→ **YOUR ASSIGNMENT**
All of the data must be returned word for word.

**********

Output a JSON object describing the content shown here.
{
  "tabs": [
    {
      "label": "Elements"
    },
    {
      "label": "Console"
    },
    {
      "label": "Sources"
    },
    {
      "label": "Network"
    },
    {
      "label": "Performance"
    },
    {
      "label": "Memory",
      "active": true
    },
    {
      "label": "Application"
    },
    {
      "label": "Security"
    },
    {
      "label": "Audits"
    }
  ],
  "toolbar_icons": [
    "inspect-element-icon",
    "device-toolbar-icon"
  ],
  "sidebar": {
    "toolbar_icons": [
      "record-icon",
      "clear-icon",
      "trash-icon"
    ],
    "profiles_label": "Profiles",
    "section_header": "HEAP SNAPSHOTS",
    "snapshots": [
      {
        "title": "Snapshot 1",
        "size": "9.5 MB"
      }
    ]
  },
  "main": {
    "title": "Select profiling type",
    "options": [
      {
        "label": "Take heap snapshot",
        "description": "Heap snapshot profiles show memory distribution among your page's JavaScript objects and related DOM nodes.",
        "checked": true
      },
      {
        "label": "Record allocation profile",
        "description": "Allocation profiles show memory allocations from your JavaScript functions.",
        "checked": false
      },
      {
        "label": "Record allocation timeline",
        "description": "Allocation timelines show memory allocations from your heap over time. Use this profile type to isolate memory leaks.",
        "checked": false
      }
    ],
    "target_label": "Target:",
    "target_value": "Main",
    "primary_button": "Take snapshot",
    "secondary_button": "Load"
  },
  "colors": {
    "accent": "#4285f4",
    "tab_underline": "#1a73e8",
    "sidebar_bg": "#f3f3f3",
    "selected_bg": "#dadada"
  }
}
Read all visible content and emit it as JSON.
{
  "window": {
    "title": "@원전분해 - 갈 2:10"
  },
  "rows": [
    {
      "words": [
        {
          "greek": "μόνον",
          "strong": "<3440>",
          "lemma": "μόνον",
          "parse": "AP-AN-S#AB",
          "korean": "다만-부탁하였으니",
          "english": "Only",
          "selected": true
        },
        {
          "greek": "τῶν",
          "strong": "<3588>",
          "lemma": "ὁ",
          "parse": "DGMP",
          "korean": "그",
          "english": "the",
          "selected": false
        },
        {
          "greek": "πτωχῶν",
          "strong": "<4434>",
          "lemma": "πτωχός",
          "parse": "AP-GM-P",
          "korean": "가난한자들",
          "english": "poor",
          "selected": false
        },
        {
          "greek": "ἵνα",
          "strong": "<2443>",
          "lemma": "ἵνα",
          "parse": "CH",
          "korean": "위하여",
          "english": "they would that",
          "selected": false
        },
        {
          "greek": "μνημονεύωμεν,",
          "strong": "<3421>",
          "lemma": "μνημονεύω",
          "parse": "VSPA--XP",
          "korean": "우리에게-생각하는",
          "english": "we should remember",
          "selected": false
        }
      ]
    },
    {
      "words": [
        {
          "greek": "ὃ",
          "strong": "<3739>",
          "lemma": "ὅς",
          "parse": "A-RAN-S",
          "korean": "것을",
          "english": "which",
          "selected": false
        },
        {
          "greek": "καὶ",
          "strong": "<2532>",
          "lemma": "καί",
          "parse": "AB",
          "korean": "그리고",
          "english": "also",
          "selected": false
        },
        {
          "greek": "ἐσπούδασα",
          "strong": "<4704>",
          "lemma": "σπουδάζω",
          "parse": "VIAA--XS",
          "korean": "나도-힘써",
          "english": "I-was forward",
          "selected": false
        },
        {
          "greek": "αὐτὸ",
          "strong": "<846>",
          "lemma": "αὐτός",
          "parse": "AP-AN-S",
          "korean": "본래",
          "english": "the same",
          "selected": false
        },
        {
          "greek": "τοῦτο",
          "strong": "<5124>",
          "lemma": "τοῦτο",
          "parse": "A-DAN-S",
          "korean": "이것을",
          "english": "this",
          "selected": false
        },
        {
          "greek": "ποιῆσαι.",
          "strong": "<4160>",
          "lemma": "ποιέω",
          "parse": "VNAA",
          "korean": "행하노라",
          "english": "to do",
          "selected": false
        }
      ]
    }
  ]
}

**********

→ **ANSWER BELOW**
Output a JSON object describing the content shown here.
{
  "tabs": [
    {
      "label": "Elements"
    },
    {
      "label": "Console"
    },
    {
      "label": "Sources"
    },
    {
      "label": "Network"
    },
    {
      "label": "Performance"
    },
    {
      "label": "Memory",
      "active": true
    },
    {
      "label": "Application"
    },
    {
      "label": "Security"
    },
    {
      "label": "Audits"
    }
  ],
  "toolbar_icons": [
    "inspect-element-icon",
    "device-toolbar-icon"
  ],
  "sidebar": {
    "toolbar_icons": [
      "record-icon",
      "clear-icon",
      "trash-icon"
    ],
    "profiles_label": "Profiles",
    "section_header": "HEAP SNAPSHOTS",
    "snapshots": [
      {
        "title": "Snapshot 1",
        "size": "9.5 MB"
      }
    ]
  },
  "main": {
    "title": "Select profiling type",
    "options": [
      {
        "label": "Take heap snapshot",
        "description": "Heap snapshot profiles show memory distribution among your page's JavaScript objects and related DOM nodes.",
        "checked": true
      },
      {
        "label": "Record allocation profile",
        "description": "Allocation profiles show memory allocations from your JavaScript functions.",
        "checked": false
      },
      {
        "label": "Record allocation timeline",
        "description": "Allocation timelines show memory allocations from your heap over time. Use this profile type to isolate memory leaks.",
        "checked": false
      }
    ],
    "target_label": "Target:",
    "target_value": "Main",
    "primary_button": "Take snapshot",
    "secondary_button": "Load"
  },
  "colors": {
    "accent": "#4285f4",
    "tab_underline": "#1a73e8",
    "sidebar_bg": "#f3f3f3",
    "selected_bg": "#dadada"
  }
}
Read all visible content and emit it as JSON.
{
  "window": {
    "title": "@원전분해 - 갈 2:10"
  },
  "rows": [
    {
      "words": [
        {
          "greek": "μόνον",
          "strong": "<3440>",
          "lemma": "μόνον",
          "parse": "AP-AN-S#AB",
          "korean": "다만-부탁하였으니",
          "english": "Only",
          "selected": true
        },
        {
          "greek": "τῶν",
          "strong": "<3588>",
          "lemma": "ὁ",
          "parse": "DGMP",
          "korean": "그",
          "english": "the",
          "selected": false
        },
        {
          "greek": "πτωχῶν",
          "strong": "<4434>",
          "lemma": "πτωχός",
          "parse": "AP-GM-P",
          "korean": "가난한자들",
          "english": "poor",
          "selected": false
        },
        {
          "greek": "ἵνα",
          "strong": "<2443>",
          "lemma": "ἵνα",
          "parse": "CH",
          "korean": "위하여",
          "english": "they would that",
          "selected": false
        },
        {
          "greek": "μνημονεύωμεν,",
          "strong": "<3421>",
          "lemma": "μνημονεύω",
          "parse": "VSPA--XP",
          "korean": "우리에게-생각하는",
          "english": "we should remember",
          "selected": false
        }
      ]
    },
    {
      "words": [
        {
          "greek": "ὃ",
          "strong": "<3739>",
          "lemma": "ὅς",
          "parse": "A-RAN-S",
          "korean": "것을",
          "english": "which",
          "selected": false
        },
        {
          "greek": "καὶ",
          "strong": "<2532>",
          "lemma": "καί",
          "parse": "AB",
          "korean": "그리고",
          "english": "also",
          "selected": false
        },
        {
          "greek": "ἐσπούδασα",
          "strong": "<4704>",
          "lemma": "σπουδάζω",
          "parse": "VIAA--XS",
          "korean": "나도-힘써",
          "english": "I-was forward",
          "selected": false
        },
        {
          "greek": "αὐτὸ",
          "strong": "<846>",
          "lemma": "αὐτός",
          "parse": "AP-AN-S",
          "korean": "본래",
          "english": "the same",
          "selected": false
        },
        {
          "greek": "τοῦτο",
          "strong": "<5124>",
          "lemma": "τοῦτο",
          "parse": "A-DAN-S",
          "korean": "이것을",
          "english": "this",
          "selected": false
        },
        {
          "greek": "ποιῆσαι.",
          "strong": "<4160>",
          "lemma": "ποιέω",
          "parse": "VNAA",
          "korean": "행하노라",
          "english": "to do",
          "selected": false
        }
      ]
    }
  ]
}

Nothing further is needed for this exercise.